Segment Open

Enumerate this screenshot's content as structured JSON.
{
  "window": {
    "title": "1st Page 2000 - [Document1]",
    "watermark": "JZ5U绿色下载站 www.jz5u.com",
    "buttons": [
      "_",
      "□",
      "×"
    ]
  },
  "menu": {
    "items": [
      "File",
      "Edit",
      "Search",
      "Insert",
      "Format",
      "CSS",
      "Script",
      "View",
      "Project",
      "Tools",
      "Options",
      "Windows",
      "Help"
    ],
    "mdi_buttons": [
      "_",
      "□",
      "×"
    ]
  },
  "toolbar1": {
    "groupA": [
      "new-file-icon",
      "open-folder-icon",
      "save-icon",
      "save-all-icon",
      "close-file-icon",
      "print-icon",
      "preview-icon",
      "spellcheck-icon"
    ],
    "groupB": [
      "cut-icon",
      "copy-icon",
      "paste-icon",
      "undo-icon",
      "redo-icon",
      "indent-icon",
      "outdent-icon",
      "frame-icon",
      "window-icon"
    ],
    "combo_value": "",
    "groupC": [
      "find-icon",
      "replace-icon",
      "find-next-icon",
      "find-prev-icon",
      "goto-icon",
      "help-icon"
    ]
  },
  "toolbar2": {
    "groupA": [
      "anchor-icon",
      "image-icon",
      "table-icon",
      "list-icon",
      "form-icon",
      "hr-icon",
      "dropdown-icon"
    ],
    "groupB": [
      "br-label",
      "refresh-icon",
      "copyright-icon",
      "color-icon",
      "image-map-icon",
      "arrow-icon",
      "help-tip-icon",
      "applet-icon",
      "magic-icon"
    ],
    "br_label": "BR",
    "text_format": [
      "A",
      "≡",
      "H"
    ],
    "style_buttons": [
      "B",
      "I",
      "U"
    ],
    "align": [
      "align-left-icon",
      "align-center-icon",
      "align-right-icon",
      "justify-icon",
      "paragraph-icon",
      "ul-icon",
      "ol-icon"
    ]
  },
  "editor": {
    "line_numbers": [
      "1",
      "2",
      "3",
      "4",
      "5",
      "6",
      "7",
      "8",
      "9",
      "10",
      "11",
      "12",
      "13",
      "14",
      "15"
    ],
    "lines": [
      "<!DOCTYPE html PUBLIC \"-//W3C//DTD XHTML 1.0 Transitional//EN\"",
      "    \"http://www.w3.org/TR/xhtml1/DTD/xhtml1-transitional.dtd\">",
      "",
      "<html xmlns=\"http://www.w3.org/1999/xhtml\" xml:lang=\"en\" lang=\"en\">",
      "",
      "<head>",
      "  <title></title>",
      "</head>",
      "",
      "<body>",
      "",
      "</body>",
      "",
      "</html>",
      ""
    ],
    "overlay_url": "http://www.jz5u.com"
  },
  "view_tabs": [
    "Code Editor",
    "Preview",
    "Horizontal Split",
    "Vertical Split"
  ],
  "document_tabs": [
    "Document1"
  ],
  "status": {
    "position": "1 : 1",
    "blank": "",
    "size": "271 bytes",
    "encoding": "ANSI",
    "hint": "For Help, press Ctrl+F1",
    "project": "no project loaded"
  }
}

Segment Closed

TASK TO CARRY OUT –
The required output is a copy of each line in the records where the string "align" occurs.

TASK RESULT –
    "align": [
      "align-left-icon",
      "align-center-icon",
      "align-right-icon",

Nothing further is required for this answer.